Aluminum boats are much less expensive than fiberglass boats. Additionally aluminum boats are much more forgiving of occurrences that inevitable happen on the water; banging into a dock, running up into shallows, hitting submerged rocks or stumps and so forth. The downside is that aluminum bass boats ride much rougher than fiberglass boats and are easily blown around by even the slightest wind. Again, the size of the body you plan to bass fish on is clearly a tremendously important component in the decision making. If you are intending to fish in a small lake, a 16-17 foot aluminum bass boat would likely be a good choice.

Fiberglass Boats:

Fiberglass bass boats are much more expensive than aluminum but clearly there are reasons for this. Fiberglass bass boats are capable of handling rougher and bigger bodies of water, they give the boater a much smoother ride and they can go much faster than aluminum bass boats. Experts suggest that if you are considering going with a fiberglass bass boat that you purchase one with a 4-stroke outboard engine as opposed to a 2-stroke engine.

The reasoning is that even though they cost a bit more, they cover much more water as far as fuel is concerned, they are much quieter and much cleaner than a 2-stroke. The reduced fuel cost is estimated to pay-off for the additional cost of the engine in the long run. To give you an idea of the cost of a fiberglass bass boat, they usually range from $20,000 to a $40,000 top of the line boat.

New vs. Used Bass Boats:

There are advantages of buying a used bass boat. Clearly they will be less expensive than a new one and historically, used bass boats hold their value much better than a new one. Also, as mentioned above, is this is your first bass boat purchase, buying a used boat will give you a better understanding of what you may or may not want if you ever decide down the road to purchase a new bass boat. There are also disadvantages of purchasing a used bass boat. In the simplest way to state it, you may be buying someone else’s headache.

Outboard engines, as are found on bass boats, are known to be short lived and it is difficult to determine this on a causal inspection of the boat. The best suggestion is to either buy from someone you trust or have a professional inspect the boat and engine before purchasing. Lastly, just as in purchasing a car, the seller needs to be willing to negotiate on price with a used bass boat sale.

Obviously, the biggest advantage to buying a new bass boat is warranties and the sheer joy of owning a brand new bass boat!

Boat Handling:
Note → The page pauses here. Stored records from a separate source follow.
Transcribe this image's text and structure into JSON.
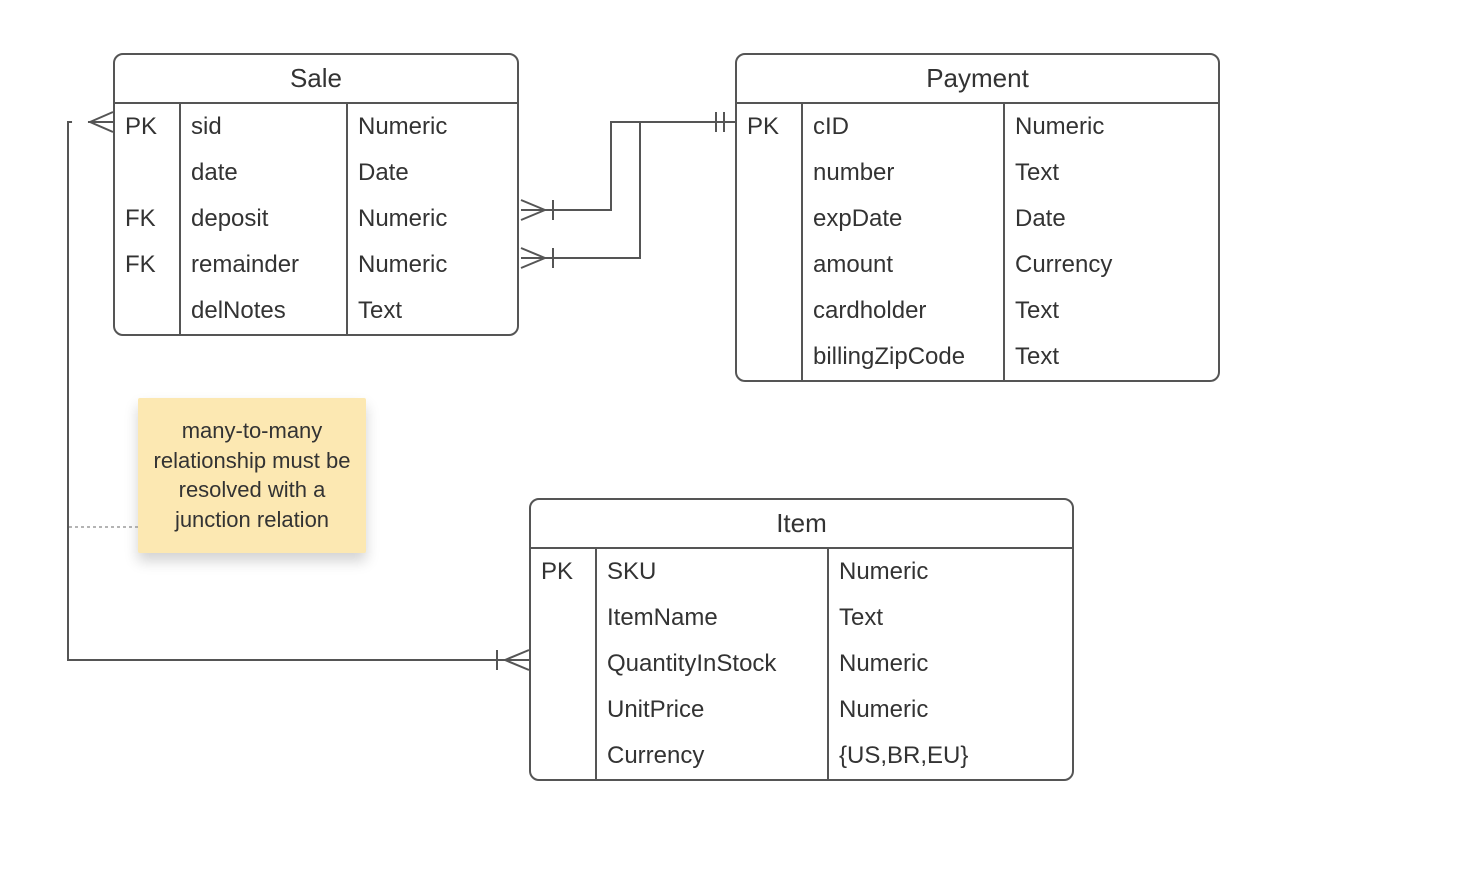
{
  "entities": {
    "sale": {
      "title": "Sale",
      "rows": [
        {
          "key": "PK",
          "name": "sid",
          "type": "Numeric"
        },
        {
          "key": "",
          "name": "date",
          "type": "Date"
        },
        {
          "key": "FK",
          "name": "deposit",
          "type": "Numeric"
        },
        {
          "key": "FK",
          "name": "remainder",
          "type": "Numeric"
        },
        {
          "key": "",
          "name": "delNotes",
          "type": "Text"
        }
      ]
    },
    "payment": {
      "title": "Payment",
      "rows": [
        {
          "key": "PK",
          "name": "cID",
          "type": "Numeric"
        },
        {
          "key": "",
          "name": "number",
          "type": "Text"
        },
        {
          "key": "",
          "name": "expDate",
          "type": "Date"
        },
        {
          "key": "",
          "name": "amount",
          "type": "Currency"
        },
        {
          "key": "",
          "name": "cardholder",
          "type": "Text"
        },
        {
          "key": "",
          "name": "billingZipCode",
          "type": "Text"
        }
      ]
    },
    "item": {
      "title": "Item",
      "rows": [
        {
          "key": "PK",
          "name": "SKU",
          "type": "Numeric"
        },
        {
          "key": "",
          "name": "ItemName",
          "type": "Text"
        },
        {
          "key": "",
          "name": "QuantityInStock",
          "type": "Numeric"
        },
        {
          "key": "",
          "name": "UnitPrice",
          "type": "Numeric"
        },
        {
          "key": "",
          "name": "Currency",
          "type": "{US,BR,EU}"
        }
      ]
    }
  },
  "note": {
    "text": "many-to-many relationship must be resolved with a junction relation"
  },
  "relationships": [
    {
      "from": "Sale.deposit",
      "to": "Payment.cID",
      "fromCard": "many-mandatory",
      "toCard": "one-mandatory"
    },
    {
      "from": "Sale.remainder",
      "to": "Payment.cID",
      "fromCard": "many-mandatory",
      "toCard": "one-mandatory"
    },
    {
      "from": "Sale",
      "to": "Item",
      "fromCard": "many-optional",
      "toCard": "many"
    }
  ]
}
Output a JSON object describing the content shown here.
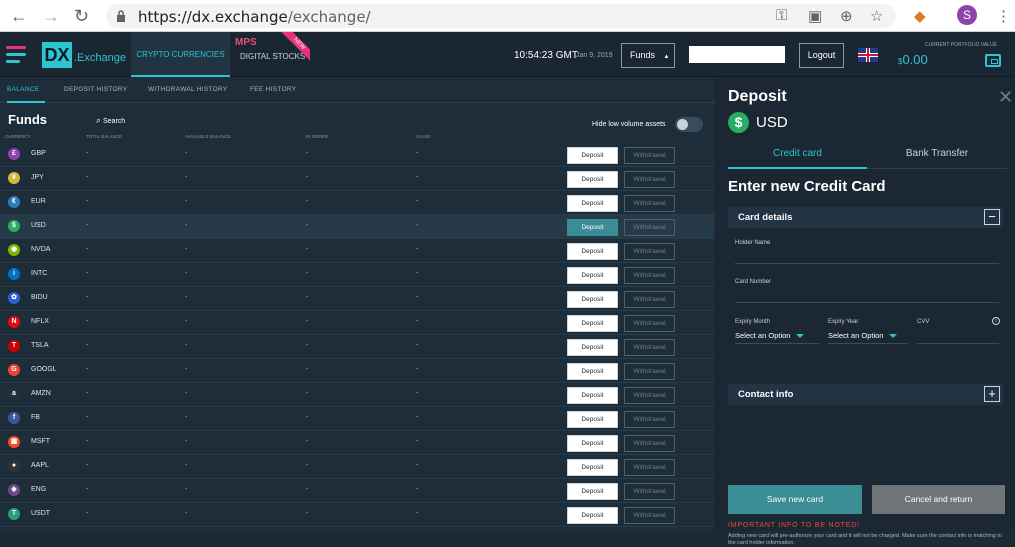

Whether you decide to purchase a new or used bass boat, learning to handling it is a process that takes time. Every boat has its own “personality” and handles differently in every way. From launching to retrieval to water handling, bass boats are all different. A few examples of these differences are the sounds your engine makes when it is trimming, the way it pulls out and into shallow water and the correct engine positioning and trim tab positioning to get it up on plane. Bass boats are all different. Realizing this and knowing that it will take time to learn your boat will encourage you to spend more time on the boat and enjoying the wonderful sport of bass fishing!